> _DATASET RECORDS_:
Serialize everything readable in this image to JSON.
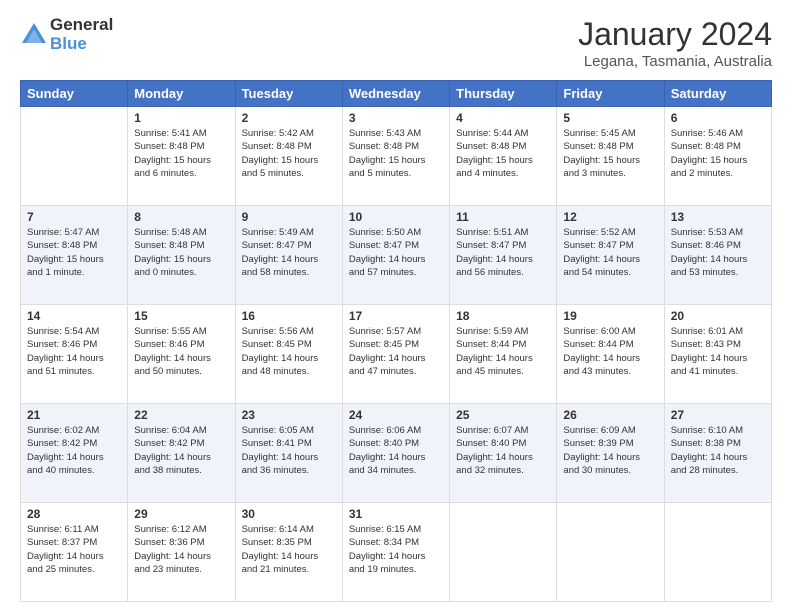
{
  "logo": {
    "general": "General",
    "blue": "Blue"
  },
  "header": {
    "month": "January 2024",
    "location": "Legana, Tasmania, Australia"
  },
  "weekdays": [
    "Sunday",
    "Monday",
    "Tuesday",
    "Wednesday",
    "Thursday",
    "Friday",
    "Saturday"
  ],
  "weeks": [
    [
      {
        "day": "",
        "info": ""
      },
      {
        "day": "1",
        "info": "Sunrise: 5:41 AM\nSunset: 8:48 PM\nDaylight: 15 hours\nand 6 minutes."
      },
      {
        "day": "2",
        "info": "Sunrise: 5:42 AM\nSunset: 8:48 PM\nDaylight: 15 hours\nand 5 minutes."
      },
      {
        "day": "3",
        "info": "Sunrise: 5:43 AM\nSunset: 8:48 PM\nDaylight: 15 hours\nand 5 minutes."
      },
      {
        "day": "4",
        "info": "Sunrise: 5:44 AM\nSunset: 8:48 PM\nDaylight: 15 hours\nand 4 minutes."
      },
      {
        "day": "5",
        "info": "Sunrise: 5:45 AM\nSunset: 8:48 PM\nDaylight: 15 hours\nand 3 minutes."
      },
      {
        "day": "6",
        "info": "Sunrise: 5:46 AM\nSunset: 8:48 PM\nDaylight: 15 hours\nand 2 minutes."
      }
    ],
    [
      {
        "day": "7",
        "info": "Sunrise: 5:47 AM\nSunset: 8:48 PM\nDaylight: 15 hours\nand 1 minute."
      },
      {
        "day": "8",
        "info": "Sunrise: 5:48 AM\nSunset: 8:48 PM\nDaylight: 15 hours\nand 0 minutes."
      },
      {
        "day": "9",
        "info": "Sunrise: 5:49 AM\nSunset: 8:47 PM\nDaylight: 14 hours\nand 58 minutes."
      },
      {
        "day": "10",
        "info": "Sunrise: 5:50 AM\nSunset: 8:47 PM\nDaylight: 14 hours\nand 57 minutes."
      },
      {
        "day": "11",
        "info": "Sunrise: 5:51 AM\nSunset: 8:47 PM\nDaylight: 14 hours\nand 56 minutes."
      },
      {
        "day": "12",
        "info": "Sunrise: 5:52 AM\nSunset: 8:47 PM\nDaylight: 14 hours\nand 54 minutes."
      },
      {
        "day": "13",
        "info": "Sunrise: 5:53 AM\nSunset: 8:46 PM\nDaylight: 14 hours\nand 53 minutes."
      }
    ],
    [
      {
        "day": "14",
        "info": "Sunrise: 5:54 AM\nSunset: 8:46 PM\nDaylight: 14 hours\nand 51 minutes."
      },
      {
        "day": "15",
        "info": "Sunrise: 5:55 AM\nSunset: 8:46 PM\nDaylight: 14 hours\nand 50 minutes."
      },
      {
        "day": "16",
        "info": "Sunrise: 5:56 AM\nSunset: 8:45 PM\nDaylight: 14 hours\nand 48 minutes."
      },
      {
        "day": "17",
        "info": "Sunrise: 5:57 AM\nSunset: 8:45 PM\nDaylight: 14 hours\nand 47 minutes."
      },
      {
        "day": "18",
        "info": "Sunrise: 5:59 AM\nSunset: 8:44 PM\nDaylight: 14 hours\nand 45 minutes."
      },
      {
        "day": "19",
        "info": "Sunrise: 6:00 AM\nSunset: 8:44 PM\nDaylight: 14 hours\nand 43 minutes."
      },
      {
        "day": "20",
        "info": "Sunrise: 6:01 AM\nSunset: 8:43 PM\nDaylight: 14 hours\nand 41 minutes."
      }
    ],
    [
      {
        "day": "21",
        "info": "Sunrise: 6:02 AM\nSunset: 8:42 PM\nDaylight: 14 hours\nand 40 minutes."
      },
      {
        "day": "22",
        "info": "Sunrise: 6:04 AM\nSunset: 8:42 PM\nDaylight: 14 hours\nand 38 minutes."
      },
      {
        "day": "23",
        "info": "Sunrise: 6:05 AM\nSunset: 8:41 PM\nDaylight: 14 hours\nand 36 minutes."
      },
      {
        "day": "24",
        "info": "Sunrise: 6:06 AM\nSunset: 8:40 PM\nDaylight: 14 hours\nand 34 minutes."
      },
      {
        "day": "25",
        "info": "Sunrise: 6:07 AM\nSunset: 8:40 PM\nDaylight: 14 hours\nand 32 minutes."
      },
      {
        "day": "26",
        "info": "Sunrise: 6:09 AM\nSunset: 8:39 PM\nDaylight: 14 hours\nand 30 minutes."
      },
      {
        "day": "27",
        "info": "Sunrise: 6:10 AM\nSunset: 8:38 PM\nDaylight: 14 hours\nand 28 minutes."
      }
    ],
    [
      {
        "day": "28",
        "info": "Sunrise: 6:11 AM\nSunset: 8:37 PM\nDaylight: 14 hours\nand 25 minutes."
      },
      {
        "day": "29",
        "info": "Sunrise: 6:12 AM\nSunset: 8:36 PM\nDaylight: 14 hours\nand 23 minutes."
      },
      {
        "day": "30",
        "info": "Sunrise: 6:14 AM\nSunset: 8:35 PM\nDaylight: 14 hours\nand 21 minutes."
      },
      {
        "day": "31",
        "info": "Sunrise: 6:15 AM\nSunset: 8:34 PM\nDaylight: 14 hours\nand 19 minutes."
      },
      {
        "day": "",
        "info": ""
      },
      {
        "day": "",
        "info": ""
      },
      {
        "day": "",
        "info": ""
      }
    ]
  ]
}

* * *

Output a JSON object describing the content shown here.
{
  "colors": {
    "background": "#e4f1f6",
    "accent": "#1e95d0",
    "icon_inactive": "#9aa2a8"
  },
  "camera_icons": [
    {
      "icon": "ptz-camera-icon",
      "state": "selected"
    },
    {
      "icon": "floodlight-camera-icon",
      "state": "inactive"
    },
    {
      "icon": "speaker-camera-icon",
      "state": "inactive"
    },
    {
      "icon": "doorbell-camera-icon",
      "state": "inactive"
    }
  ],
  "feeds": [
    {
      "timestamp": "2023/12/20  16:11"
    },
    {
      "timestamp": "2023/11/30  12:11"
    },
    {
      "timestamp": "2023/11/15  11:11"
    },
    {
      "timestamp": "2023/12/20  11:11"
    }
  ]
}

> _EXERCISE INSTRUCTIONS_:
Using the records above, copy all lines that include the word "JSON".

> _OUTPUT BELOW_:
Serialize everything readable in this image to JSON.
Output a JSON object describing the content shown here.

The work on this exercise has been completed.